We realized the barrier entry for AR would limit/reduce the impact we wanted to have and we didn't want people to get new phones just to able to use our app.
"Habit tracking is powerful because it leverages multiple laws of behavior change. It simultaneously makes a behavior obvious, attractive, and satisfying." - Atomic Habit
I created an Information Architecture to help the team and users to navigate to the information they need in the easiest way possible.
I led the UX and UI design of Ellipse to make sure our design is user-centered and would keep users engaged and motivated to extend the life of their electronics, which is our goal for this product.
I led the wireframes from low-fidelity to high-fidelity for usability testing. We identified the hierarchy of the information and made sure the content ties back to all the findings we derived from our research and testing.
We conducted four usability testing with our high-fidelity wireframes. This helped us pinpoint unclear elements and refined our understanding of users’ perspectives.
As we iterated and refined, I created our visual design system based on the color, font, and industry research I did.
We moved from low-fidelity prototypes into high-fidelity interactive prototypes as we tested, getting closer and closer to our final design.
The goal of our project is to better inform consumers of the effect of their purchases and encourage sustainable consumption of electronic devices.
Even though the goal of Ellipse is to try to change the purchasing behavior to curb the global e-waste problem, people are still the most important factor. It is crucial to constantly put ourselves in users' shoes to remind ourselves of the needs and wants of users. By understanding their desires and goals, we can provide a more user-centered design.
Why do we need AR? Does it have to be AR to achieve our goals? That was the question we kept asking ourselves for months. Even though the team really wanted to design an AR app, we realized that is not fully aligned with our design principles and user needs. It was a great learning experience to put what we wanted to do aside and focus on what is the best for the product and people.

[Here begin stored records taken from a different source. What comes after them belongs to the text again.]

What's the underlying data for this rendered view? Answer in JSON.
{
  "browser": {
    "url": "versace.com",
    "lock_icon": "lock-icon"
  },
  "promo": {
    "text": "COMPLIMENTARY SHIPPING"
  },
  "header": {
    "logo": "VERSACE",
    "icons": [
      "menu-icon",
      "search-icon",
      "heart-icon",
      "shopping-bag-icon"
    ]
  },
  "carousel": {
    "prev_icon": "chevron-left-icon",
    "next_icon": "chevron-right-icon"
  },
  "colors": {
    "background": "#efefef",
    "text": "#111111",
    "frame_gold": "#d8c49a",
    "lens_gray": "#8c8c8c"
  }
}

Design is not only about design. I was really glad that besides all the research readings we did for the project, I was also reading other books outside of the project. The book Atomic Habits I read in my spare time turned out to help our project a lot since we were using behavioral change as our main strategy for Ellipse. It is important to be open and curious and not limit ourselves in the box so we can explore more possibilities and use our creativity fully.